Start of Block

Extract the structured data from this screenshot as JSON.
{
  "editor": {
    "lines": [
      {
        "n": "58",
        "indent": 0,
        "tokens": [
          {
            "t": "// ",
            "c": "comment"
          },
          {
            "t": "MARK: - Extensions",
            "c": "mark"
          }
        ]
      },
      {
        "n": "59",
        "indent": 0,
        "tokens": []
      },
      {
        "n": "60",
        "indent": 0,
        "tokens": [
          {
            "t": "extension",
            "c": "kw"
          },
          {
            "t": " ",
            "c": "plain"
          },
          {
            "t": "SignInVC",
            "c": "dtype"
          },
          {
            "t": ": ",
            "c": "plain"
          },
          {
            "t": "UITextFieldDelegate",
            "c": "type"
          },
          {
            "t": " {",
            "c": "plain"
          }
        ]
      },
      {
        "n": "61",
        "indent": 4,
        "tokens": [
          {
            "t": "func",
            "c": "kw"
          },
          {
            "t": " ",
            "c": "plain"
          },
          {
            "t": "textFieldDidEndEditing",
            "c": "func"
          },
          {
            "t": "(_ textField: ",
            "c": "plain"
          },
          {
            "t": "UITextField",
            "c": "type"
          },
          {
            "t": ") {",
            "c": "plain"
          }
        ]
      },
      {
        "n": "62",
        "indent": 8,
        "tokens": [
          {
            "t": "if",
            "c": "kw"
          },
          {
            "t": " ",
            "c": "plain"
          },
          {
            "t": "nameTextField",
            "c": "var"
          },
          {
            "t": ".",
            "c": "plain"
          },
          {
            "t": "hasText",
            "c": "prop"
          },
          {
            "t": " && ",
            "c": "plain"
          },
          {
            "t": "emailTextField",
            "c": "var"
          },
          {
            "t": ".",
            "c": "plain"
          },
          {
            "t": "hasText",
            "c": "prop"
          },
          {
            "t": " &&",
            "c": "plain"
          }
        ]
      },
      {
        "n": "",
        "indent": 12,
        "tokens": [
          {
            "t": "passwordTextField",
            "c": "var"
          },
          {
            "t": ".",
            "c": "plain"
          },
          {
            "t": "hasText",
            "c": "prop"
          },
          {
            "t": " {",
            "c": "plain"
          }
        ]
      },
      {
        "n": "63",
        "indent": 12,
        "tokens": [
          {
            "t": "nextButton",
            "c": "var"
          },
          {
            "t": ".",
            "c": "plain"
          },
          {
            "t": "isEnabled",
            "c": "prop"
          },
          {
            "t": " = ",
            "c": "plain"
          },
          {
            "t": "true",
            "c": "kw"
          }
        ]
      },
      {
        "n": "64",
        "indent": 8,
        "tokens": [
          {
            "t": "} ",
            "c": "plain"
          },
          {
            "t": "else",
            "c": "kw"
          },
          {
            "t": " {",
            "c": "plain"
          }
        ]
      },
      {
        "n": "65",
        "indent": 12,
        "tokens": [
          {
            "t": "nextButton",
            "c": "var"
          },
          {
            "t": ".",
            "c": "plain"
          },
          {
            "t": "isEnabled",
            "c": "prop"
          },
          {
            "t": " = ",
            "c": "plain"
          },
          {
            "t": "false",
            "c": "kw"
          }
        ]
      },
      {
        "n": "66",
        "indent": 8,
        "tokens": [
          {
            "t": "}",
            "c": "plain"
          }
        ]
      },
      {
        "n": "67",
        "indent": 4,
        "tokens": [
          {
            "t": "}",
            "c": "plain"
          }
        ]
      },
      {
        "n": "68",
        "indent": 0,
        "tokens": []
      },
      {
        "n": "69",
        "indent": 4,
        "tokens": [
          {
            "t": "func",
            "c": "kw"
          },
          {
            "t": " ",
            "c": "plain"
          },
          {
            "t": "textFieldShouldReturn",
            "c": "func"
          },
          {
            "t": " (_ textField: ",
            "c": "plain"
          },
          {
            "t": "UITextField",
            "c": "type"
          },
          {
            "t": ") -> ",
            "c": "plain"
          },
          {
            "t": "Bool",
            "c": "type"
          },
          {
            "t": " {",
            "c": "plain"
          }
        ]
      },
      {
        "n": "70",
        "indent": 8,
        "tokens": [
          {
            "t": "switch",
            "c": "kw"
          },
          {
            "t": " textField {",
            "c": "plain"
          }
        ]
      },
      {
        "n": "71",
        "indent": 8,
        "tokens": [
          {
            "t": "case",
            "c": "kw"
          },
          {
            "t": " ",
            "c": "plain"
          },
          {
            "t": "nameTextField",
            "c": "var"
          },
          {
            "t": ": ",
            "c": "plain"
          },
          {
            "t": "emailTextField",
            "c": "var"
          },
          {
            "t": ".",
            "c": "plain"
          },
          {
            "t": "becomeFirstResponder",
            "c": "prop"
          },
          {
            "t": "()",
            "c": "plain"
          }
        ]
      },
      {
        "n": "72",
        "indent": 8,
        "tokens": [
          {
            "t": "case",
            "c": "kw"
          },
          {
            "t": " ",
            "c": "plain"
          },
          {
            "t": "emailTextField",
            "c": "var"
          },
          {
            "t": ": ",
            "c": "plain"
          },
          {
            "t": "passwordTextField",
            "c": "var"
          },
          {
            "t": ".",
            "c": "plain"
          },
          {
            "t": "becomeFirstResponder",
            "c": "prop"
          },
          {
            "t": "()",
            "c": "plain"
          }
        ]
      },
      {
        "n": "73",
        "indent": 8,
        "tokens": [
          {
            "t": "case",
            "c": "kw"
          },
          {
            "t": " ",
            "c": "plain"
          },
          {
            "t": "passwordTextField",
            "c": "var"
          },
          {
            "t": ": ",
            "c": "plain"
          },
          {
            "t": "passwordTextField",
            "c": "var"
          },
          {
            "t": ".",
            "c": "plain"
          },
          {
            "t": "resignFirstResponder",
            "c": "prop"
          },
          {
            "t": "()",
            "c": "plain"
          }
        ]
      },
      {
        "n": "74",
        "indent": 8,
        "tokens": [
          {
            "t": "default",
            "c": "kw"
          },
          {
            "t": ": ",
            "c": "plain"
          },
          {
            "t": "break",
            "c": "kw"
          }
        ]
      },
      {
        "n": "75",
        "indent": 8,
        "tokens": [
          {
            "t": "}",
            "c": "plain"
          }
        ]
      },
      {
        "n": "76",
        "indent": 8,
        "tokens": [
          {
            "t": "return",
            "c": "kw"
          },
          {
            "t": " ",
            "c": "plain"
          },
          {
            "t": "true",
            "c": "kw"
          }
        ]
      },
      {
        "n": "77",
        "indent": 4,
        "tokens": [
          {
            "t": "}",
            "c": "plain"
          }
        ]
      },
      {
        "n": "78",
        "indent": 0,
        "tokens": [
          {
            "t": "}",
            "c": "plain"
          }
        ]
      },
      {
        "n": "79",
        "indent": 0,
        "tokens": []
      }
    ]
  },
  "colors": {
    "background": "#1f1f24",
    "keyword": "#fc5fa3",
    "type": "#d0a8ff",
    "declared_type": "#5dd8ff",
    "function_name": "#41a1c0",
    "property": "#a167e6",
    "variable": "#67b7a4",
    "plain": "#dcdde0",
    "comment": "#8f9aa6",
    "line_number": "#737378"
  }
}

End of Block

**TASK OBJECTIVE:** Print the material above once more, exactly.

**SOLUTION FOR THIS PROBLEM:**
Extract the structured data from this screenshot as JSON.
{
  "editor": {
    "lines": [
      {
        "n": "58",
        "indent": 0,
        "tokens": [
          {
            "t": "// ",
            "c": "comment"
          },
          {
            "t": "MARK: - Extensions",
            "c": "mark"
          }
        ]
      },
      {
        "n": "59",
        "indent": 0,
        "tokens": []
      },
      {
        "n": "60",
        "indent": 0,
        "tokens": [
          {
            "t": "extension",
            "c": "kw"
          },
          {
            "t": " ",
            "c": "plain"
          },
          {
            "t": "SignInVC",
            "c": "dtype"
          },
          {
            "t": ": ",
            "c": "plain"
          },
          {
            "t": "UITextFieldDelegate",
            "c": "type"
          },
          {
            "t": " {",
            "c": "plain"
          }
        ]
      },
      {
        "n": "61",
        "indent": 4,
        "tokens": [
          {
            "t": "func",
            "c": "kw"
          },
          {
            "t": " ",
            "c": "plain"
          },
          {
            "t": "textFieldDidEndEditing",
            "c": "func"
          },
          {
            "t": "(_ textField: ",
            "c": "plain"
          },
          {
            "t": "UITextField",
            "c": "type"
          },
          {
            "t": ") {",
            "c": "plain"
          }
        ]
      },
      {
        "n": "62",
        "indent": 8,
        "tokens": [
          {
            "t": "if",
            "c": "kw"
          },
          {
            "t": " ",
            "c": "plain"
          },
          {
            "t": "nameTextField",
            "c": "var"
          },
          {
            "t": ".",
            "c": "plain"
          },
          {
            "t": "hasText",
            "c": "prop"
          },
          {
            "t": " && ",
            "c": "plain"
          },
          {
            "t": "emailTextField",
            "c": "var"
          },
          {
            "t": ".",
            "c": "plain"
          },
          {
            "t": "hasText",
            "c": "prop"
          },
          {
            "t": " &&",
            "c": "plain"
          }
        ]
      },
      {
        "n": "",
        "indent": 12,
        "tokens": [
          {
            "t": "passwordTextField",
            "c": "var"
          },
          {
            "t": ".",
            "c": "plain"
          },
          {
            "t": "hasText",
            "c": "prop"
          },
          {
            "t": " {",
            "c": "plain"
          }
        ]
      },
      {
        "n": "63",
        "indent": 12,
        "tokens": [
          {
            "t": "nextButton",
            "c": "var"
          },
          {
            "t": ".",
            "c": "plain"
          },
          {
            "t": "isEnabled",
            "c": "prop"
          },
          {
            "t": " = ",
            "c": "plain"
          },
          {
            "t": "true",
            "c": "kw"
          }
        ]
      },
      {
        "n": "64",
        "indent": 8,
        "tokens": [
          {
            "t": "} ",
            "c": "plain"
          },
          {
            "t": "else",
            "c": "kw"
          },
          {
            "t": " {",
            "c": "plain"
          }
        ]
      },
      {
        "n": "65",
        "indent": 12,
        "tokens": [
          {
            "t": "nextButton",
            "c": "var"
          },
          {
            "t": ".",
            "c": "plain"
          },
          {
            "t": "isEnabled",
            "c": "prop"
          },
          {
            "t": " = ",
            "c": "plain"
          },
          {
            "t": "false",
            "c": "kw"
          }
        ]
      },
      {
        "n": "66",
        "indent": 8,
        "tokens": [
          {
            "t": "}",
            "c": "plain"
          }
        ]
      },
      {
        "n": "67",
        "indent": 4,
        "tokens": [
          {
            "t": "}",
            "c": "plain"
          }
        ]
      },
      {
        "n": "68",
        "indent": 0,
        "tokens": []
      },
      {
        "n": "69",
        "indent": 4,
        "tokens": [
          {
            "t": "func",
            "c": "kw"
          },
          {
            "t": " ",
            "c": "plain"
          },
          {
            "t": "textFieldShouldReturn",
            "c": "func"
          },
          {
            "t": " (_ textField: ",
            "c": "plain"
          },
          {
            "t": "UITextField",
            "c": "type"
          },
          {
            "t": ") -> ",
            "c": "plain"
          },
          {
            "t": "Bool",
            "c": "type"
          },
          {
            "t": " {",
            "c": "plain"
          }
        ]
      },
      {
        "n": "70",
        "indent": 8,
        "tokens": [
          {
            "t": "switch",
            "c": "kw"
          },
          {
            "t": " textField {",
            "c": "plain"
          }
        ]
      },
      {
        "n": "71",
        "indent": 8,
        "tokens": [
          {
            "t": "case",
            "c": "kw"
          },
          {
            "t": " ",
            "c": "plain"
          },
          {
            "t": "nameTextField",
            "c": "var"
          },
          {
            "t": ": ",
            "c": "plain"
          },
          {
            "t": "emailTextField",
            "c": "var"
          },
          {
            "t": ".",
            "c": "plain"
          },
          {
            "t": "becomeFirstResponder",
            "c": "prop"
          },
          {
            "t": "()",
            "c": "plain"
          }
        ]
      },
      {
        "n": "72",
        "indent": 8,
        "tokens": [
          {
            "t": "case",
            "c": "kw"
          },
          {
            "t": " ",
            "c": "plain"
          },
          {
            "t": "emailTextField",
            "c": "var"
          },
          {
            "t": ": ",
            "c": "plain"
          },
          {
            "t": "passwordTextField",
            "c": "var"
          },
          {
            "t": ".",
            "c": "plain"
          },
          {
            "t": "becomeFirstResponder",
            "c": "prop"
          },
          {
            "t": "()",
            "c": "plain"
          }
        ]
      },
      {
        "n": "73",
        "indent": 8,
        "tokens": [
          {
            "t": "case",
            "c": "kw"
          },
          {
            "t": " ",
            "c": "plain"
          },
          {
            "t": "passwordTextField",
            "c": "var"
          },
          {
            "t": ": ",
            "c": "plain"
          },
          {
            "t": "passwordTextField",
            "c": "var"
          },
          {
            "t": ".",
            "c": "plain"
          },
          {
            "t": "resignFirstResponder",
            "c": "prop"
          },
          {
            "t": "()",
            "c": "plain"
          }
        ]
      },
      {
        "n": "74",
        "indent": 8,
        "tokens": [
          {
            "t": "default",
            "c": "kw"
          },
          {
            "t": ": ",
            "c": "plain"
          },
          {
            "t": "break",
            "c": "kw"
          }
        ]
      },
      {
        "n": "75",
        "indent": 8,
        "tokens": [
          {
            "t": "}",
            "c": "plain"
          }
        ]
      },
      {
        "n": "76",
        "indent": 8,
        "tokens": [
          {
            "t": "return",
            "c": "kw"
          },
          {
            "t": " ",
            "c": "plain"
          },
          {
            "t": "true",
            "c": "kw"
          }
        ]
      },
      {
        "n": "77",
        "indent": 4,
        "tokens": [
          {
            "t": "}",
            "c": "plain"
          }
        ]
      },
      {
        "n": "78",
        "indent": 0,
        "tokens": [
          {
            "t": "}",
            "c": "plain"
          }
        ]
      },
      {
        "n": "79",
        "indent": 0,
        "tokens": []
      }
    ]
  },
  "colors": {
    "background": "#1f1f24",
    "keyword": "#fc5fa3",
    "type": "#d0a8ff",
    "declared_type": "#5dd8ff",
    "function_name": "#41a1c0",
    "property": "#a167e6",
    "variable": "#67b7a4",
    "plain": "#dcdde0",
    "comment": "#8f9aa6",
    "line_number": "#737378"
  }
}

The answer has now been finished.